» PROBLEM REQUIREMENTS:
Keep the wording of each record exactly the same when you repeat it, and leave out pictures.

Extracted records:
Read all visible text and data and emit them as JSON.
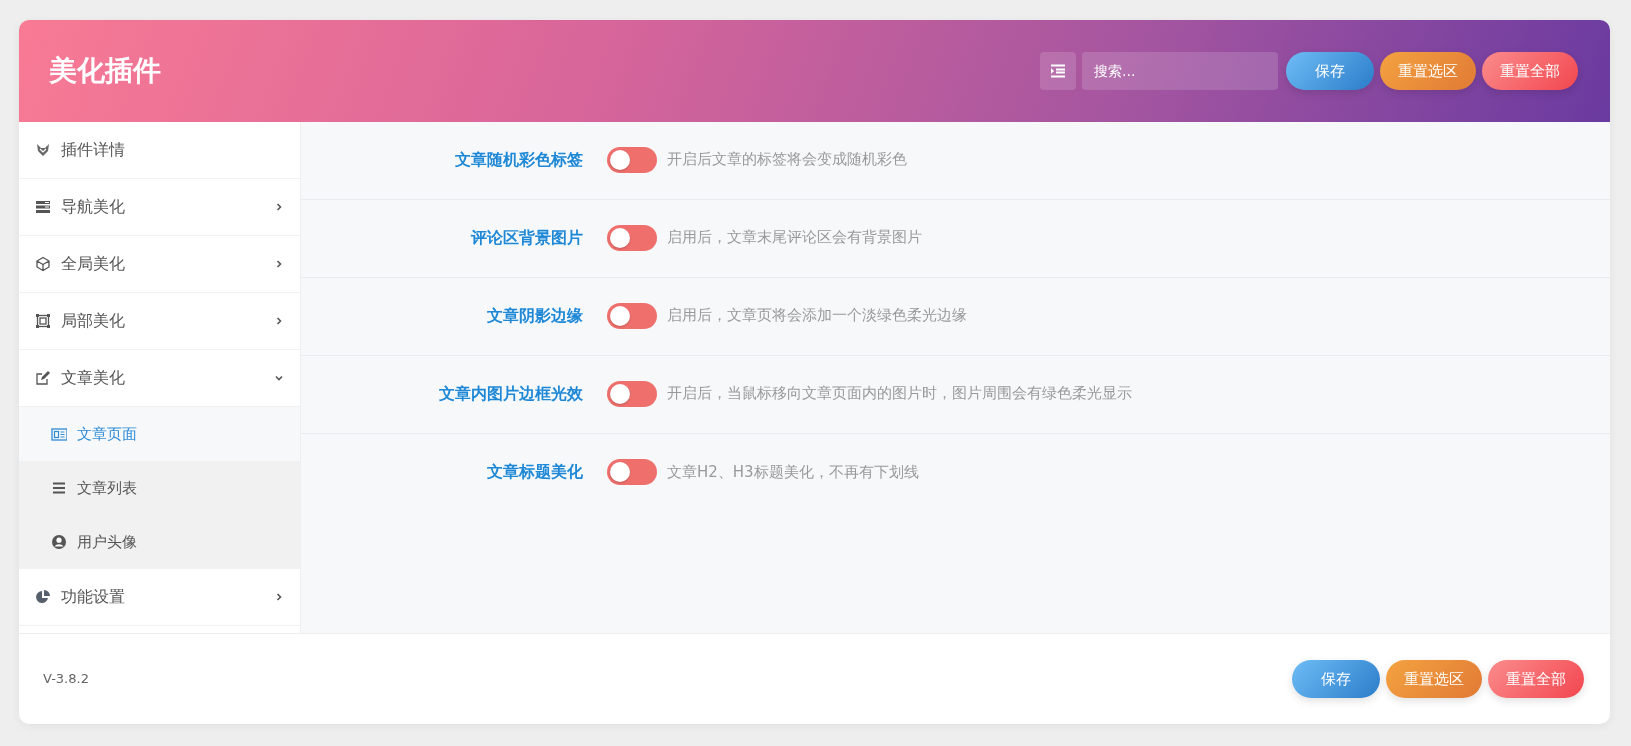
{
  "header": {
    "title": "美化插件",
    "search": {
      "placeholder": "搜索..."
    },
    "buttons": [
      {
        "label": "保存",
        "kind": "save"
      },
      {
        "label": "重置选区",
        "kind": "reset-section"
      },
      {
        "label": "重置全部",
        "kind": "reset-all"
      }
    ]
  },
  "sidebar": {
    "items": [
      {
        "label": "插件详情",
        "kind": "link"
      },
      {
        "label": "导航美化",
        "kind": "group",
        "expanded": false
      },
      {
        "label": "全局美化",
        "kind": "group",
        "expanded": false
      },
      {
        "label": "局部美化",
        "kind": "group",
        "expanded": false
      },
      {
        "label": "文章美化",
        "kind": "group",
        "expanded": true,
        "children": [
          {
            "label": "文章页面",
            "selected": true
          },
          {
            "label": "文章列表",
            "selected": false
          },
          {
            "label": "用户头像",
            "selected": false
          }
        ]
      },
      {
        "label": "功能设置",
        "kind": "group",
        "expanded": false
      }
    ]
  },
  "settings": [
    {
      "label": "文章随机彩色标签",
      "on": false,
      "description": "开启后文章的标签将会变成随机彩色"
    },
    {
      "label": "评论区背景图片",
      "on": false,
      "description": "启用后，文章末尾评论区会有背景图片"
    },
    {
      "label": "文章阴影边缘",
      "on": false,
      "description": "启用后，文章页将会添加一个淡绿色柔光边缘"
    },
    {
      "label": "文章内图片边框光效",
      "on": false,
      "description": "开启后，当鼠标移向文章页面内的图片时，图片周围会有绿色柔光显示"
    },
    {
      "label": "文章标题美化",
      "on": false,
      "description": "文章H2、H3标题美化，不再有下划线"
    }
  ],
  "footer": {
    "version": "V-3.8.2",
    "buttons": [
      {
        "label": "保存",
        "kind": "save"
      },
      {
        "label": "重置选区",
        "kind": "reset-section"
      },
      {
        "label": "重置全部",
        "kind": "reset-all"
      }
    ]
  }
}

» RESPONSE:
Read all visible text and data and emit them as JSON.
{
  "header": {
    "title": "美化插件",
    "search": {
      "placeholder": "搜索..."
    },
    "buttons": [
      {
        "label": "保存",
        "kind": "save"
      },
      {
        "label": "重置选区",
        "kind": "reset-section"
      },
      {
        "label": "重置全部",
        "kind": "reset-all"
      }
    ]
  },
  "sidebar": {
    "items": [
      {
        "label": "插件详情",
        "kind": "link"
      },
      {
        "label": "导航美化",
        "kind": "group",
        "expanded": false
      },
      {
        "label": "全局美化",
        "kind": "group",
        "expanded": false
      },
      {
        "label": "局部美化",
        "kind": "group",
        "expanded": false
      },
      {
        "label": "文章美化",
        "kind": "group",
        "expanded": true,
        "children": [
          {
            "label": "文章页面",
            "selected": true
          },
          {
            "label": "文章列表",
            "selected": false
          },
          {
            "label": "用户头像",
            "selected": false
          }
        ]
      },
      {
        "label": "功能设置",
        "kind": "group",
        "expanded": false
      }
    ]
  },
  "settings": [
    {
      "label": "文章随机彩色标签",
      "on": false,
      "description": "开启后文章的标签将会变成随机彩色"
    },
    {
      "label": "评论区背景图片",
      "on": false,
      "description": "启用后，文章末尾评论区会有背景图片"
    },
    {
      "label": "文章阴影边缘",
      "on": false,
      "description": "启用后，文章页将会添加一个淡绿色柔光边缘"
    },
    {
      "label": "文章内图片边框光效",
      "on": false,
      "description": "开启后，当鼠标移向文章页面内的图片时，图片周围会有绿色柔光显示"
    },
    {
      "label": "文章标题美化",
      "on": false,
      "description": "文章H2、H3标题美化，不再有下划线"
    }
  ],
  "footer": {
    "version": "V-3.8.2",
    "buttons": [
      {
        "label": "保存",
        "kind": "save"
      },
      {
        "label": "重置选区",
        "kind": "reset-section"
      },
      {
        "label": "重置全部",
        "kind": "reset-all"
      }
    ]
  }
}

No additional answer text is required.